RAW DATA -
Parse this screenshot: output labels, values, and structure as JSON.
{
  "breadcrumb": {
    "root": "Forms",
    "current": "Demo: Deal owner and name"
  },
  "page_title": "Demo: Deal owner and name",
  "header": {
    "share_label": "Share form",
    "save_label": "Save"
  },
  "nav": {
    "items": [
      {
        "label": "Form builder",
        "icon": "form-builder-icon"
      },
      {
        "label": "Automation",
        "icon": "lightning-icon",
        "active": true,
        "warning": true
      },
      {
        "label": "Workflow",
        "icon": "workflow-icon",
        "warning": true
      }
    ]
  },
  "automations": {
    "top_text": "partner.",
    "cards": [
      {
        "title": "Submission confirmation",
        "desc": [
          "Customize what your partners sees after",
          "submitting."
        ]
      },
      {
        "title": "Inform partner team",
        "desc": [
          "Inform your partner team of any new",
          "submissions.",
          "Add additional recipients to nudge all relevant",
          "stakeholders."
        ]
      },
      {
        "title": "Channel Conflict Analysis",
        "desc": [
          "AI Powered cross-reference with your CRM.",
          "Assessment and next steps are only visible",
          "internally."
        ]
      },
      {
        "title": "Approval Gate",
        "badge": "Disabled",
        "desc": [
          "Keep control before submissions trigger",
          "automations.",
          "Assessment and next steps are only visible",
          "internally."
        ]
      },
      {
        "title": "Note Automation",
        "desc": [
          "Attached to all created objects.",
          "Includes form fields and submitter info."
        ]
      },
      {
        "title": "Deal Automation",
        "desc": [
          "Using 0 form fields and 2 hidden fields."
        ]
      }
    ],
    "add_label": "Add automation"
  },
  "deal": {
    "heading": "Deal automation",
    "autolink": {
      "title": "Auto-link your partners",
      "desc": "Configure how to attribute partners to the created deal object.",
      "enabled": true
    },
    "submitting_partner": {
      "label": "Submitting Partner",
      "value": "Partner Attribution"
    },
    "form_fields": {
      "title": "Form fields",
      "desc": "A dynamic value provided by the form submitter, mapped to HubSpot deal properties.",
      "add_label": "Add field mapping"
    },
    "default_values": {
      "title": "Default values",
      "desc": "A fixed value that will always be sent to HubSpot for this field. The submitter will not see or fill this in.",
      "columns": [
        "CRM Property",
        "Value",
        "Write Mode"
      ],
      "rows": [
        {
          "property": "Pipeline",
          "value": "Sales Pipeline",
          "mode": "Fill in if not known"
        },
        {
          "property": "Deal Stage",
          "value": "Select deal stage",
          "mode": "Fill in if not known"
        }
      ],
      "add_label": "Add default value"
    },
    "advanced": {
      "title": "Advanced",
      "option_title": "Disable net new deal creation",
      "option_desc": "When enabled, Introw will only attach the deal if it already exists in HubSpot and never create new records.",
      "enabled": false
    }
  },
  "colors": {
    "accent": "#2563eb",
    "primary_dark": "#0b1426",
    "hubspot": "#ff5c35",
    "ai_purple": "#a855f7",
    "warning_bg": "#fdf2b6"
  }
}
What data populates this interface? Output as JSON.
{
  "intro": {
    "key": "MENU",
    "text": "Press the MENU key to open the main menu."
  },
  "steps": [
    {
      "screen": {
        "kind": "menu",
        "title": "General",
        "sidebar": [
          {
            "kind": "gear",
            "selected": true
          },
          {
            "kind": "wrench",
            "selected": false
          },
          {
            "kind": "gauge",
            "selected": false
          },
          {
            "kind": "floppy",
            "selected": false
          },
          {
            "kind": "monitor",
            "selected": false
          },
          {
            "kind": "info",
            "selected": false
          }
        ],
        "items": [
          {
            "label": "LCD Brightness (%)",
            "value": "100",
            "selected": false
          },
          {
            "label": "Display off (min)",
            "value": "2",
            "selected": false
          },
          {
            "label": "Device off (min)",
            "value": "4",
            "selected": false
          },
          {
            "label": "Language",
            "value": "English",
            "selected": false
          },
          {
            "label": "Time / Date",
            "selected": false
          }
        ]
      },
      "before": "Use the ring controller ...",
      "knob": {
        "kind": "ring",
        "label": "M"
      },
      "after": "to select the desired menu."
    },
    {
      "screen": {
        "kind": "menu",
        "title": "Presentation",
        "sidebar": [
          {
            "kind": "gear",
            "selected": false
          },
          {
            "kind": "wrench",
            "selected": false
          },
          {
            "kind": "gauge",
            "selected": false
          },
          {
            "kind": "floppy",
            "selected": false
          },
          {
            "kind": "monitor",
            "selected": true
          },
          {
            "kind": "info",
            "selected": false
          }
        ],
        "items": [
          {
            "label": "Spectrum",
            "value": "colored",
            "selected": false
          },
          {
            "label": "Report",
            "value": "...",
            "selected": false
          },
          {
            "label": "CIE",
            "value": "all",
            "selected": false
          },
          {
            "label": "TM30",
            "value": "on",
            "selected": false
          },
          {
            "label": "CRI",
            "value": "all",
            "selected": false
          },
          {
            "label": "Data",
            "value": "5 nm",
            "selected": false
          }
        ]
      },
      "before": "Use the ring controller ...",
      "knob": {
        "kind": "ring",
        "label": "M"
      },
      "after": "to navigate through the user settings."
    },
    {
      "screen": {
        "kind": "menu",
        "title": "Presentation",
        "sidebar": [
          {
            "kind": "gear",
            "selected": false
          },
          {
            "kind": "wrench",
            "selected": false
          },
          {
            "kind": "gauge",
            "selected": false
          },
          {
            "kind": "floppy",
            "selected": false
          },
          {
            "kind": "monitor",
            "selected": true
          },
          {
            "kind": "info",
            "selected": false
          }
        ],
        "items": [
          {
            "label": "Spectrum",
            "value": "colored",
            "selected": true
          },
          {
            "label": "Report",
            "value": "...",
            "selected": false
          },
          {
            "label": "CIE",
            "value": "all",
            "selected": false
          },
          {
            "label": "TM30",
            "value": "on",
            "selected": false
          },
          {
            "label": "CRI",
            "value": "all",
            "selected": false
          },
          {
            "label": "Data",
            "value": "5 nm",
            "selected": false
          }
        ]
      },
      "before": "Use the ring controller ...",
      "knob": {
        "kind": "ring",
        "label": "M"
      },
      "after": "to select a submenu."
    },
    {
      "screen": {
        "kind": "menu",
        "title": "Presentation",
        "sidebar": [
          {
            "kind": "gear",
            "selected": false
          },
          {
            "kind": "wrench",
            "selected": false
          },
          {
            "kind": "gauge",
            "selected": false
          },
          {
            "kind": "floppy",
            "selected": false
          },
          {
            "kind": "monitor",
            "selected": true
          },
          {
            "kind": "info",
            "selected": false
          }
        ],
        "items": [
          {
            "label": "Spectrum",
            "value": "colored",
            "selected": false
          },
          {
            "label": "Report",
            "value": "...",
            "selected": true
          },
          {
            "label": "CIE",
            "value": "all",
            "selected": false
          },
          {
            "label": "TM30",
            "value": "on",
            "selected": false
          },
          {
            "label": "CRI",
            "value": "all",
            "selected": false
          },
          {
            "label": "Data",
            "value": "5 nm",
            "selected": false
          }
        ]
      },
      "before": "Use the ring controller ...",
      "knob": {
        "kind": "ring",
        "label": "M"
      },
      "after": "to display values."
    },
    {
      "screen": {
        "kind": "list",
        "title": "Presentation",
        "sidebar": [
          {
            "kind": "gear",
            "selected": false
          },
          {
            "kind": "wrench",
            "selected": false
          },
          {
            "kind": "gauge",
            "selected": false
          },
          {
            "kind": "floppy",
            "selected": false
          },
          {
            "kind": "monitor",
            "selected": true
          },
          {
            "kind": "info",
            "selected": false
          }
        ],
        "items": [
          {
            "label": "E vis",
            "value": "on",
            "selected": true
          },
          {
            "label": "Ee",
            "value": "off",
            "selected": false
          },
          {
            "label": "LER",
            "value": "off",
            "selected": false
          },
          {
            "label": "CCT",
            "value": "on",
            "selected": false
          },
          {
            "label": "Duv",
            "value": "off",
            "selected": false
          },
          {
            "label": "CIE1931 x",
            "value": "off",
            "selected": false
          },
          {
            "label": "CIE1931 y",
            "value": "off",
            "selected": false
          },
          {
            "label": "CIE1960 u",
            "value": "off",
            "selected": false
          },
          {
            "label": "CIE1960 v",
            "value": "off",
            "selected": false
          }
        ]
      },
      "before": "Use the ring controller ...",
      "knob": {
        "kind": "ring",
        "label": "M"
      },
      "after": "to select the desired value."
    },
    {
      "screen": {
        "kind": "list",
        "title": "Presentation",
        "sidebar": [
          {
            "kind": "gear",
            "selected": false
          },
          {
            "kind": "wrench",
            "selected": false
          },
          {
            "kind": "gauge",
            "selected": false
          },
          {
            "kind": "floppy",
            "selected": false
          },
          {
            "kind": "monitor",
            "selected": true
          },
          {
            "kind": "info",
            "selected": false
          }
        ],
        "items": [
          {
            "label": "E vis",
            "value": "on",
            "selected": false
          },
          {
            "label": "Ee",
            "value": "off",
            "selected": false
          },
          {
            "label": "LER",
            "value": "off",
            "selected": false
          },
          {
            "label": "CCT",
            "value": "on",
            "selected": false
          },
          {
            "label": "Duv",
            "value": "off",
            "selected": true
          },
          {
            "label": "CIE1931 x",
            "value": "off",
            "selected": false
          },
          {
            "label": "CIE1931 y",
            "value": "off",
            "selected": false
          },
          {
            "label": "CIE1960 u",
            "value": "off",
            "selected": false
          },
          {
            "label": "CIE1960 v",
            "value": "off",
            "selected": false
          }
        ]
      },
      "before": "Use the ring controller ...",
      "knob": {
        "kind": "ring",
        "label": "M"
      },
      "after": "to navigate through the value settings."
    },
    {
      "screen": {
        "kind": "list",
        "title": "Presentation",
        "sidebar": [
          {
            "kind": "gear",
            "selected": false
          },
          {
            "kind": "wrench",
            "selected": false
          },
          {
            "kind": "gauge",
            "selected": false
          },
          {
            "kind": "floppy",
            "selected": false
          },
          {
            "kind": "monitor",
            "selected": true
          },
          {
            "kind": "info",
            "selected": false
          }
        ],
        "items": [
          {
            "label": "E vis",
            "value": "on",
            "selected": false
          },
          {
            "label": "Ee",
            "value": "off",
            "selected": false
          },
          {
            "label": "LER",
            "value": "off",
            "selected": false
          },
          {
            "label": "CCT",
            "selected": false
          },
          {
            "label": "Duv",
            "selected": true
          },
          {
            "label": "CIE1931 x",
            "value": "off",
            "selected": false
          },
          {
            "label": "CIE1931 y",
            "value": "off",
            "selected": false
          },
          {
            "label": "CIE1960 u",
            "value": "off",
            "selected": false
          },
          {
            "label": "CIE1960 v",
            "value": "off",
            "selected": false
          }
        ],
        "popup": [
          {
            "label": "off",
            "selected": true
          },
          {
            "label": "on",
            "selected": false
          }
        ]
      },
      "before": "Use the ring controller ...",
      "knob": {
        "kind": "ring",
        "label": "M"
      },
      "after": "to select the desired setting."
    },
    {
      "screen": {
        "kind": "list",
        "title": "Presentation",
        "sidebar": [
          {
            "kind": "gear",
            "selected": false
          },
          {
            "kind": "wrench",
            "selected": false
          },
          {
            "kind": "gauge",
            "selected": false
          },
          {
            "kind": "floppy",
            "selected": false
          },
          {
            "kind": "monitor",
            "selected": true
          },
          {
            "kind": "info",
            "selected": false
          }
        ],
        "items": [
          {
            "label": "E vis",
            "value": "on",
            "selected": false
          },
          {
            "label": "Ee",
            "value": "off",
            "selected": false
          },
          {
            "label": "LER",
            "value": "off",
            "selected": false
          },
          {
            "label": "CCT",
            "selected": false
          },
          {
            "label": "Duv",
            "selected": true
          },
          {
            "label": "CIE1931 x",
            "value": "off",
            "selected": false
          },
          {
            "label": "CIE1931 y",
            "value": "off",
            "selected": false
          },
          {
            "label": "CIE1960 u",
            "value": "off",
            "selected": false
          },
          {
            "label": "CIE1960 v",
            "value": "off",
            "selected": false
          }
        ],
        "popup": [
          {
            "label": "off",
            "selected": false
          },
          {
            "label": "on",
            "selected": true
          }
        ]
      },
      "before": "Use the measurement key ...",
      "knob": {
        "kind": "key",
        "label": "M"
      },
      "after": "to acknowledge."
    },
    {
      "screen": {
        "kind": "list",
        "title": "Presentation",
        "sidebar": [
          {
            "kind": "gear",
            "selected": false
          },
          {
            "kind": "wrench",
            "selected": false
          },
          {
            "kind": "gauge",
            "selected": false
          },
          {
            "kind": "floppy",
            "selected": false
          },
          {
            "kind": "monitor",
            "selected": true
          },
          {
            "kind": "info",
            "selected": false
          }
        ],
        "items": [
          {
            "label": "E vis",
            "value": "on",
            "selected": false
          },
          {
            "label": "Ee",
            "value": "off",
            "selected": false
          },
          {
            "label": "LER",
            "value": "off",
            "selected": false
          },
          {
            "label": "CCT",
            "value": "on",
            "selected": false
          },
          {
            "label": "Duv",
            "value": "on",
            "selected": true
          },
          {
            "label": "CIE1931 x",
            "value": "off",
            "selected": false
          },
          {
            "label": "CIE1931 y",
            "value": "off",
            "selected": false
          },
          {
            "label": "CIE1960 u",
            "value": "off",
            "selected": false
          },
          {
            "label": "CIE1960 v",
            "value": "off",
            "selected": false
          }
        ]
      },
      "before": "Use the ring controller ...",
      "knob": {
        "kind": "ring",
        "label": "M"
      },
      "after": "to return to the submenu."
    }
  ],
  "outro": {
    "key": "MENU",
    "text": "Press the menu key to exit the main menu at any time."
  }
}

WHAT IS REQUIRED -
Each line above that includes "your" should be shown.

RESPONSE AREA -
          "Customize what your partners sees after",
          "Inform your partner team of any new",
          "AI Powered cross-reference with your CRM.",
      "title": "Auto-link your partners",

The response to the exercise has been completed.